### Work task
Look through the material below and copy every line containing the word "reliable".

### Dataset extract
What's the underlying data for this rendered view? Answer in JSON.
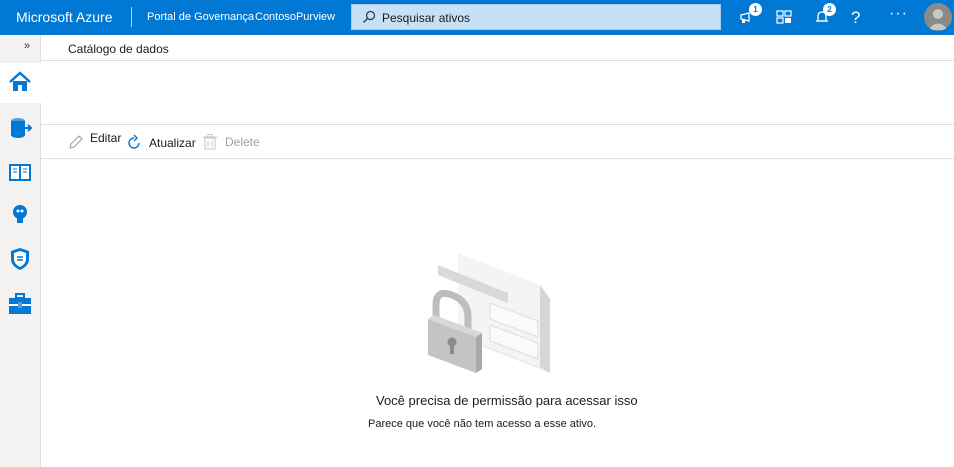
{
  "header": {
    "brand": "Microsoft Azure",
    "portal": "Portal de Governança",
    "account": "ContosoPurview",
    "search_placeholder": "Pesquisar ativos",
    "notifications_badge_1": "1",
    "notifications_badge_2": "2",
    "help": "?",
    "more": "···",
    "accent": "#0078d4"
  },
  "rail": {
    "expand": "»",
    "items": [
      "home-icon",
      "data-source-icon",
      "catalog-book-icon",
      "insights-bulb-icon",
      "policy-shield-icon",
      "management-toolbox-icon"
    ]
  },
  "page": {
    "title": "Catálogo de dados"
  },
  "toolbar": {
    "edit": "Editar",
    "refresh": "Atualizar",
    "delete": "Delete"
  },
  "message": {
    "title": "Você precisa de permissão para acessar isso",
    "subtitle": "Parece que você não tem acesso a esse ativo."
  }
}
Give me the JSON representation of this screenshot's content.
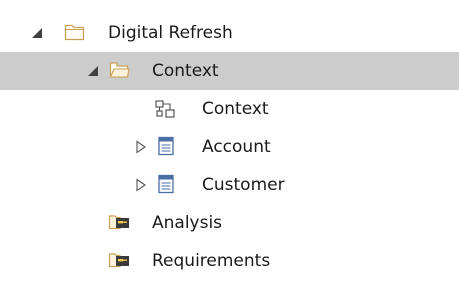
{
  "tree": {
    "items": [
      {
        "label": "Digital Refresh",
        "icon": "folder-icon",
        "expanded": true,
        "selected": false
      },
      {
        "label": "Context",
        "icon": "package-open-icon",
        "expanded": true,
        "selected": true
      },
      {
        "label": "Context",
        "icon": "diagram-icon",
        "selected": false
      },
      {
        "label": "Account",
        "icon": "class-icon",
        "expanded": false,
        "selected": false
      },
      {
        "label": "Customer",
        "icon": "class-icon",
        "expanded": false,
        "selected": false
      },
      {
        "label": "Analysis",
        "icon": "component-icon",
        "selected": false
      },
      {
        "label": "Requirements",
        "icon": "component-icon",
        "selected": false
      }
    ]
  },
  "colors": {
    "selection": "#cccccc",
    "folder": "#c9a25a",
    "class_icon": "#4a6fa5",
    "text": "#1a1a1a"
  }
}
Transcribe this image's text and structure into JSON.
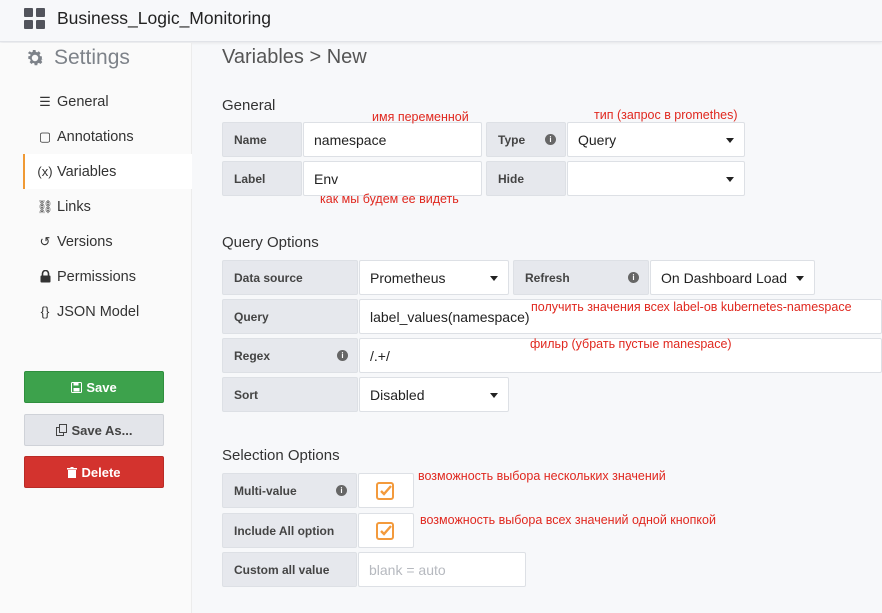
{
  "header": {
    "title": "Business_Logic_Monitoring"
  },
  "sidebar": {
    "title": "Settings",
    "items": [
      {
        "label": "General",
        "icon": "sliders-icon",
        "glyph": "☰"
      },
      {
        "label": "Annotations",
        "icon": "comment-icon",
        "glyph": "▢"
      },
      {
        "label": "Variables",
        "icon": "variable-icon",
        "glyph": "(x)",
        "active": true
      },
      {
        "label": "Links",
        "icon": "link-icon",
        "glyph": "⛓"
      },
      {
        "label": "Versions",
        "icon": "history-icon",
        "glyph": "↺"
      },
      {
        "label": "Permissions",
        "icon": "lock-icon",
        "glyph": "🔒"
      },
      {
        "label": "JSON Model",
        "icon": "json-icon",
        "glyph": "{}"
      }
    ],
    "buttons": {
      "save": "Save",
      "save_as": "Save As...",
      "delete": "Delete"
    }
  },
  "main": {
    "breadcrumb": "Variables > New",
    "general": {
      "title": "General",
      "name_label": "Name",
      "name_value": "namespace",
      "type_label": "Type",
      "type_value": "Query",
      "label_label": "Label",
      "label_value": "Env",
      "hide_label": "Hide",
      "hide_value": ""
    },
    "query_options": {
      "title": "Query Options",
      "datasource_label": "Data source",
      "datasource_value": "Prometheus",
      "refresh_label": "Refresh",
      "refresh_value": "On Dashboard Load",
      "query_label": "Query",
      "query_value": "label_values(namespace)",
      "regex_label": "Regex",
      "regex_value": "/.+/",
      "sort_label": "Sort",
      "sort_value": "Disabled"
    },
    "selection_options": {
      "title": "Selection Options",
      "multi_label": "Multi-value",
      "multi_checked": true,
      "include_all_label": "Include All option",
      "include_all_checked": true,
      "custom_all_label": "Custom all value",
      "custom_all_placeholder": "blank = auto"
    }
  },
  "annotations": {
    "var_name": "имя переменной",
    "type_note": "тип (запрос в promethes)",
    "label_note": "как мы будем ее видеть",
    "query_note": "получить значения всех label-ов kubernetes-namespace",
    "regex_note": "фильр (убрать пустые manespace)",
    "multi_note": "возможность выбора нескольких значений",
    "include_all_note": "возможность выбора всех значений одной кнопкой"
  },
  "colors": {
    "accent": "#f39a3c",
    "save": "#3da24c",
    "delete": "#d3332e",
    "annotation": "#e0281f"
  }
}
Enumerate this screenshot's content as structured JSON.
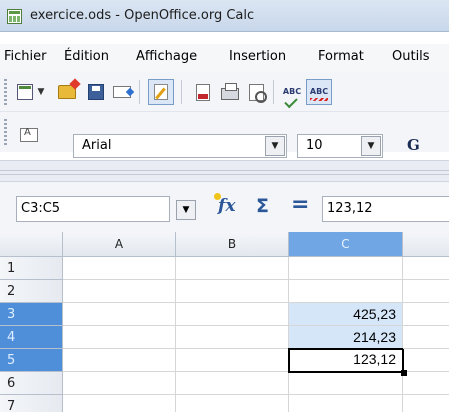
{
  "window": {
    "title": "exercice.ods - OpenOffice.org Calc"
  },
  "menu": [
    "Fichier",
    "Édition",
    "Affichage",
    "Insertion",
    "Format",
    "Outils"
  ],
  "toolbar": {
    "icons": [
      "new-document-icon",
      "dropdown-arrow-icon",
      "open-folder-icon",
      "save-icon",
      "email-icon",
      "edit-mode-icon",
      "export-pdf-icon",
      "print-icon",
      "page-preview-icon",
      "spellcheck-icon",
      "autospellcheck-icon"
    ]
  },
  "format_bar": {
    "font_name": "Arial",
    "font_size": "10",
    "bold_label": "G"
  },
  "formula_bar": {
    "name_box": "C3:C5",
    "input_value": "123,12",
    "function_wizard_label": "fx",
    "sum_label": "Σ",
    "equals_label": "="
  },
  "sheet": {
    "columns": [
      "A",
      "B",
      "C"
    ],
    "rows": [
      "1",
      "2",
      "3",
      "4",
      "5",
      "6",
      "7"
    ],
    "selected_column": "C",
    "selected_rows": [
      "3",
      "4",
      "5"
    ],
    "cells": {
      "C3": "425,23",
      "C4": "214,23",
      "C5": "123,12"
    },
    "active_cell": "C5"
  },
  "colors": {
    "selection_header": "#4f8fd9",
    "selection_fill": "#d5e6f8",
    "accent": "#2b5799"
  }
}
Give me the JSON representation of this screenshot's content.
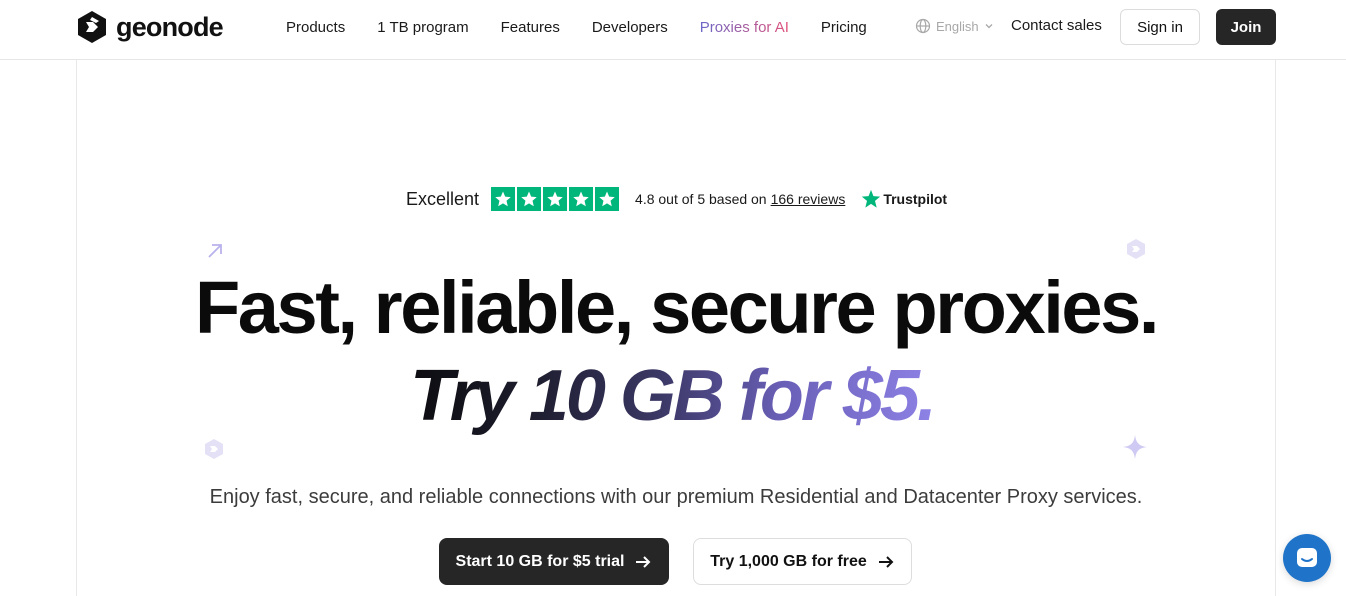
{
  "header": {
    "logo_text": "geonode",
    "nav": [
      {
        "label": "Products"
      },
      {
        "label": "1 TB program"
      },
      {
        "label": "Features"
      },
      {
        "label": "Developers"
      },
      {
        "label": "Proxies for AI"
      },
      {
        "label": "Pricing"
      }
    ],
    "language": "English",
    "contact_label": "Contact sales",
    "signin_label": "Sign in",
    "join_label": "Join"
  },
  "trustpilot": {
    "rating_word": "Excellent",
    "stars": 5,
    "score_text": "4.8 out of 5 based on",
    "reviews_link": "166 reviews",
    "brand": "Trustpilot",
    "star_color": "#00b67a"
  },
  "hero": {
    "headline": "Fast, reliable, secure proxies.",
    "offer": "Try 10 GB for $5.",
    "subtitle": "Enjoy fast, secure, and reliable connections with our premium Residential and Datacenter Proxy services.",
    "cta_primary": "Start 10 GB for $5 trial",
    "cta_secondary": "Try 1,000 GB for free"
  },
  "colors": {
    "dark": "#262626",
    "accent_purple": "#8f84e8",
    "chat_blue": "#1f74c9"
  }
}
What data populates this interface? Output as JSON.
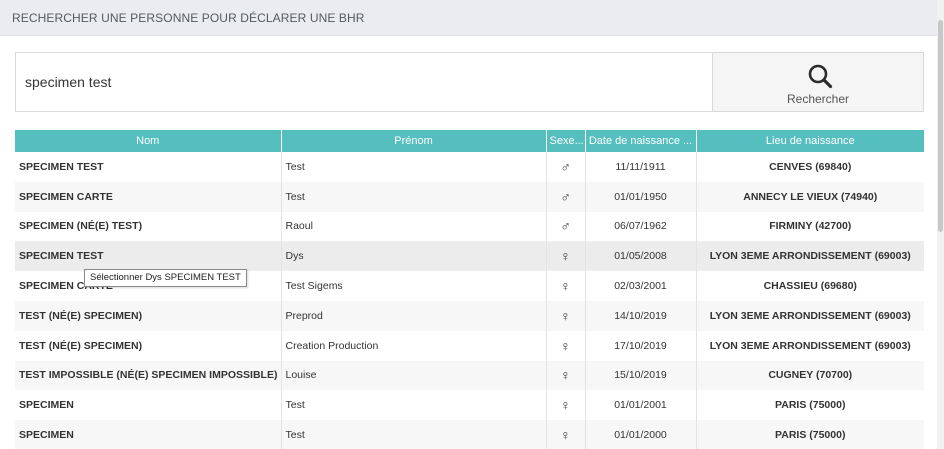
{
  "header": {
    "title": "RECHERCHER UNE PERSONNE POUR DÉCLARER UNE BHR"
  },
  "search": {
    "value": "specimen test",
    "button_label": "Rechercher",
    "icon": "search-icon"
  },
  "table": {
    "columns": {
      "nom": "Nom",
      "prenom": "Prénom",
      "sexe": "Sexe...",
      "date": "Date de naissance ...",
      "lieu": "Lieu de naissance"
    },
    "rows": [
      {
        "nom": "SPECIMEN TEST",
        "prenom": "Test",
        "sexe": "♂",
        "sexe_icon": "male-icon",
        "date": "11/11/1911",
        "lieu": "CENVES (69840)"
      },
      {
        "nom": "SPECIMEN CARTE",
        "prenom": "Test",
        "sexe": "♂",
        "sexe_icon": "male-icon",
        "date": "01/01/1950",
        "lieu": "ANNECY LE VIEUX (74940)"
      },
      {
        "nom": "SPECIMEN (NÉ(E) TEST)",
        "prenom": "Raoul",
        "sexe": "♂",
        "sexe_icon": "male-icon",
        "date": "06/07/1962",
        "lieu": "FIRMINY (42700)"
      },
      {
        "nom": "SPECIMEN TEST",
        "prenom": "Dys",
        "sexe": "♀",
        "sexe_icon": "female-icon",
        "date": "01/05/2008",
        "lieu": "LYON 3EME ARRONDISSEMENT (69003)"
      },
      {
        "nom": "SPECIMEN CARTE",
        "prenom": "Test Sigems",
        "sexe": "♀",
        "sexe_icon": "female-icon",
        "date": "02/03/2001",
        "lieu": "CHASSIEU (69680)"
      },
      {
        "nom": "TEST (NÉ(E) SPECIMEN)",
        "prenom": "Preprod",
        "sexe": "♀",
        "sexe_icon": "female-icon",
        "date": "14/10/2019",
        "lieu": "LYON 3EME ARRONDISSEMENT (69003)"
      },
      {
        "nom": "TEST (NÉ(E) SPECIMEN)",
        "prenom": "Creation Production",
        "sexe": "♀",
        "sexe_icon": "female-icon",
        "date": "17/10/2019",
        "lieu": "LYON 3EME ARRONDISSEMENT (69003)"
      },
      {
        "nom": "TEST IMPOSSIBLE (NÉ(E) SPECIMEN IMPOSSIBLE)",
        "prenom": "Louise",
        "sexe": "♀",
        "sexe_icon": "female-icon",
        "date": "15/10/2019",
        "lieu": "CUGNEY (70700)"
      },
      {
        "nom": "SPECIMEN",
        "prenom": "Test",
        "sexe": "♀",
        "sexe_icon": "female-icon",
        "date": "01/01/2001",
        "lieu": "PARIS (75000)"
      },
      {
        "nom": "SPECIMEN",
        "prenom": "Test",
        "sexe": "♀",
        "sexe_icon": "female-icon",
        "date": "01/01/2000",
        "lieu": "PARIS (75000)"
      }
    ]
  },
  "tooltip": {
    "text": "Sélectionner Dys SPECIMEN TEST"
  },
  "colors": {
    "table_header": "#55bfc0",
    "header_bar": "#eaecef"
  }
}
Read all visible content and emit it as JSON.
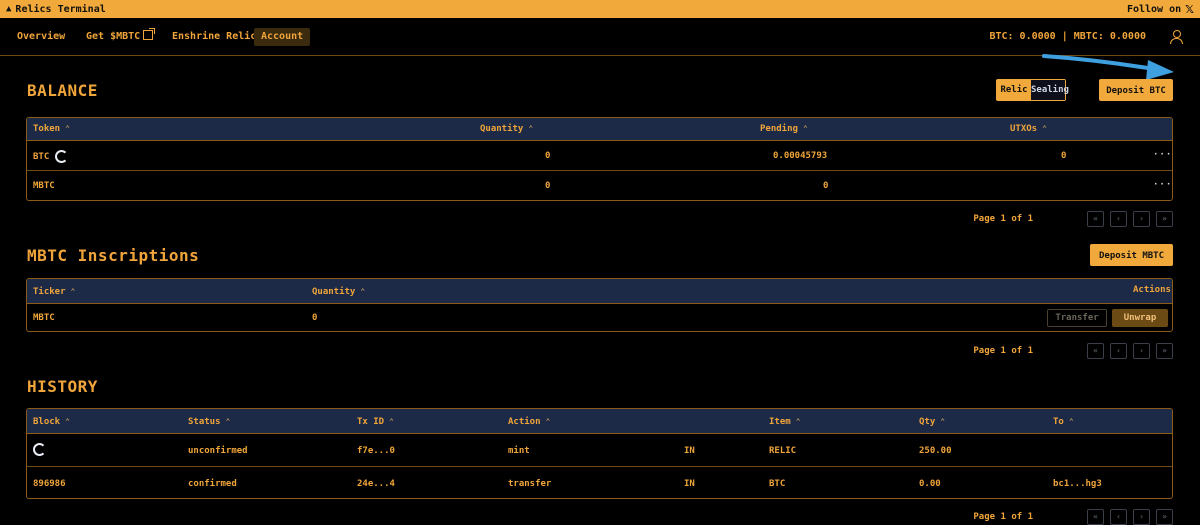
{
  "titlebar": {
    "title": "Relics Terminal",
    "follow": "Follow on",
    "x_glyph": "𝕏"
  },
  "nav": {
    "items": [
      {
        "label": "Overview"
      },
      {
        "label": "Get $MBTC"
      },
      {
        "label": "Enshrine Relic"
      },
      {
        "label": "Account"
      }
    ],
    "active": "Account",
    "balances": "BTC: 0.0000 | MBTC: 0.0000"
  },
  "balance": {
    "title": "BALANCE",
    "toggle": [
      "Relic",
      "Sealing"
    ],
    "deposit_label": "Deposit BTC",
    "headers": [
      "Token",
      "Quantity",
      "Pending",
      "UTXOs"
    ],
    "rows": [
      {
        "token": "BTC",
        "quantity": "0",
        "pending": "0.00045793",
        "utxos": "0",
        "more": "···"
      },
      {
        "token": "MBTC",
        "quantity": "0",
        "pending": "0",
        "utxos": "",
        "more": "···"
      }
    ],
    "page_label": "Page 1 of 1"
  },
  "inscriptions": {
    "title": "MBTC Inscriptions",
    "deposit_label": "Deposit MBTC",
    "headers": [
      "Ticker",
      "Quantity"
    ],
    "actions_header": "Actions",
    "rows": [
      {
        "ticker": "MBTC",
        "quantity": "0",
        "transfer": "Transfer",
        "unwrap": "Unwrap"
      }
    ],
    "page_label": "Page 1 of 1"
  },
  "history": {
    "title": "HISTORY",
    "headers": [
      "Block",
      "Status",
      "Tx ID",
      "Action",
      "Item",
      "Qty",
      "To"
    ],
    "rows": [
      {
        "block": "",
        "status": "unconfirmed",
        "txid": "f7e...0",
        "action": "mint",
        "direction": "IN",
        "item": "RELIC",
        "qty": "250.00",
        "to": ""
      },
      {
        "block": "896986",
        "status": "confirmed",
        "txid": "24e...4",
        "action": "transfer",
        "direction": "IN",
        "item": "BTC",
        "qty": "0.00",
        "to": "bc1...hg3"
      }
    ],
    "page_label": "Page 1 of 1"
  },
  "pager_icons": [
    "«",
    "‹",
    "›",
    "»"
  ],
  "colors": {
    "accent": "#f2a93b",
    "header_bg": "#1c2a48",
    "background": "#000000"
  }
}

### Result for this task
    "headline": "Fast, reliable, secure proxies.",
    "subtitle": "Enjoy fast, secure, and reliable connections with our premium Residential and Datacenter Proxy services.",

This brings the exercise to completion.